> Exercise requirements
Copy the data exactly, keeping every line intact.
--------------------------------------------------
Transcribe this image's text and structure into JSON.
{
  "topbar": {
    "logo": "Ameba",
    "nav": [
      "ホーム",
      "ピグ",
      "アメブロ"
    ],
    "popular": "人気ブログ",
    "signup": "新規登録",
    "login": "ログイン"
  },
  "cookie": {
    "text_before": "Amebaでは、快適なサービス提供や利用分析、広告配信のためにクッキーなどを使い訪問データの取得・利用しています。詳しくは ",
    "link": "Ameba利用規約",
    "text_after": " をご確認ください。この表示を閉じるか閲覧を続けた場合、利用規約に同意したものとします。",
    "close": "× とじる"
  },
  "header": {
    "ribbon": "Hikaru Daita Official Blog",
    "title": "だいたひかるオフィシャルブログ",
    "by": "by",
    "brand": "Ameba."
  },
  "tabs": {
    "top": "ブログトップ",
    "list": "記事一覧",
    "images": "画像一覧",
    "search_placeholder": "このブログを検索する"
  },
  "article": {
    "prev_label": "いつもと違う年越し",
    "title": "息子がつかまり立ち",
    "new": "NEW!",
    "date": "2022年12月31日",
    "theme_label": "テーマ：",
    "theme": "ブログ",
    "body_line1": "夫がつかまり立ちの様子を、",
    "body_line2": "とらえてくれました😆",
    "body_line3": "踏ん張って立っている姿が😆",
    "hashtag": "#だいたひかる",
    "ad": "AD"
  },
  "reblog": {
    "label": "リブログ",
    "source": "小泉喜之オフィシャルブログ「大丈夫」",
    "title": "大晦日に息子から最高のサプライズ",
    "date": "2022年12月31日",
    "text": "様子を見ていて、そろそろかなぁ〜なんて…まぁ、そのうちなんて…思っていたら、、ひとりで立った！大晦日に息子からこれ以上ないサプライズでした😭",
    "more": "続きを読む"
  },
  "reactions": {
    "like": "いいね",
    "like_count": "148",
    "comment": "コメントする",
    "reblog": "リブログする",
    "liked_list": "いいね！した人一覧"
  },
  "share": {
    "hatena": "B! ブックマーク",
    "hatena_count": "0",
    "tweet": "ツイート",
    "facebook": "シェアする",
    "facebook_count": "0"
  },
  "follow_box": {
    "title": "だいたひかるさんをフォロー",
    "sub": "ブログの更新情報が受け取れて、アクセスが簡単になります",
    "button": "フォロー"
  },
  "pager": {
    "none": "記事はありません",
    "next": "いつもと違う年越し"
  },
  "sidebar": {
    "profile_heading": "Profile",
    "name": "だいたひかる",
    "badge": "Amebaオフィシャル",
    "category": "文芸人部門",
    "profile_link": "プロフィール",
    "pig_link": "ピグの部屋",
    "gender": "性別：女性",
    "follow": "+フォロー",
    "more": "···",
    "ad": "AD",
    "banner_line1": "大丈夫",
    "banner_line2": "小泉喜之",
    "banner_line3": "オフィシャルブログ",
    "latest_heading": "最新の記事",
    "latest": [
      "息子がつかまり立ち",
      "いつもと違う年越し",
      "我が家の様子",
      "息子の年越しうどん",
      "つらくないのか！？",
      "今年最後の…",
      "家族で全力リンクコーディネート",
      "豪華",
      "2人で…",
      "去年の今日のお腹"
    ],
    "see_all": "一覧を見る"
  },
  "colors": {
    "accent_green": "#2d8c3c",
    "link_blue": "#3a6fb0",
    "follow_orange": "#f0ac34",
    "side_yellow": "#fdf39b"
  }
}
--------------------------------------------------
> Completed task
Transcribe this image's text and structure into JSON.
{
  "topbar": {
    "logo": "Ameba",
    "nav": [
      "ホーム",
      "ピグ",
      "アメブロ"
    ],
    "popular": "人気ブログ",
    "signup": "新規登録",
    "login": "ログイン"
  },
  "cookie": {
    "text_before": "Amebaでは、快適なサービス提供や利用分析、広告配信のためにクッキーなどを使い訪問データの取得・利用しています。詳しくは ",
    "link": "Ameba利用規約",
    "text_after": " をご確認ください。この表示を閉じるか閲覧を続けた場合、利用規約に同意したものとします。",
    "close": "× とじる"
  },
  "header": {
    "ribbon": "Hikaru Daita Official Blog",
    "title": "だいたひかるオフィシャルブログ",
    "by": "by",
    "brand": "Ameba."
  },
  "tabs": {
    "top": "ブログトップ",
    "list": "記事一覧",
    "images": "画像一覧",
    "search_placeholder": "このブログを検索する"
  },
  "article": {
    "prev_label": "いつもと違う年越し",
    "title": "息子がつかまり立ち",
    "new": "NEW!",
    "date": "2022年12月31日",
    "theme_label": "テーマ：",
    "theme": "ブログ",
    "body_line1": "夫がつかまり立ちの様子を、",
    "body_line2": "とらえてくれました😆",
    "body_line3": "踏ん張って立っている姿が😆",
    "hashtag": "#だいたひかる",
    "ad": "AD"
  },
  "reblog": {
    "label": "リブログ",
    "source": "小泉喜之オフィシャルブログ「大丈夫」",
    "title": "大晦日に息子から最高のサプライズ",
    "date": "2022年12月31日",
    "text": "様子を見ていて、そろそろかなぁ〜なんて…まぁ、そのうちなんて…思っていたら、、ひとりで立った！大晦日に息子からこれ以上ないサプライズでした😭",
    "more": "続きを読む"
  },
  "reactions": {
    "like": "いいね",
    "like_count": "148",
    "comment": "コメントする",
    "reblog": "リブログする",
    "liked_list": "いいね！した人一覧"
  },
  "share": {
    "hatena": "B! ブックマーク",
    "hatena_count": "0",
    "tweet": "ツイート",
    "facebook": "シェアする",
    "facebook_count": "0"
  },
  "follow_box": {
    "title": "だいたひかるさんをフォロー",
    "sub": "ブログの更新情報が受け取れて、アクセスが簡単になります",
    "button": "フォロー"
  },
  "pager": {
    "none": "記事はありません",
    "next": "いつもと違う年越し"
  },
  "sidebar": {
    "profile_heading": "Profile",
    "name": "だいたひかる",
    "badge": "Amebaオフィシャル",
    "category": "文芸人部門",
    "profile_link": "プロフィール",
    "pig_link": "ピグの部屋",
    "gender": "性別：女性",
    "follow": "+フォロー",
    "more": "···",
    "ad": "AD",
    "banner_line1": "大丈夫",
    "banner_line2": "小泉喜之",
    "banner_line3": "オフィシャルブログ",
    "latest_heading": "最新の記事",
    "latest": [
      "息子がつかまり立ち",
      "いつもと違う年越し",
      "我が家の様子",
      "息子の年越しうどん",
      "つらくないのか！？",
      "今年最後の…",
      "家族で全力リンクコーディネート",
      "豪華",
      "2人で…",
      "去年の今日のお腹"
    ],
    "see_all": "一覧を見る"
  },
  "colors": {
    "accent_green": "#2d8c3c",
    "link_blue": "#3a6fb0",
    "follow_orange": "#f0ac34",
    "side_yellow": "#fdf39b"
  }
}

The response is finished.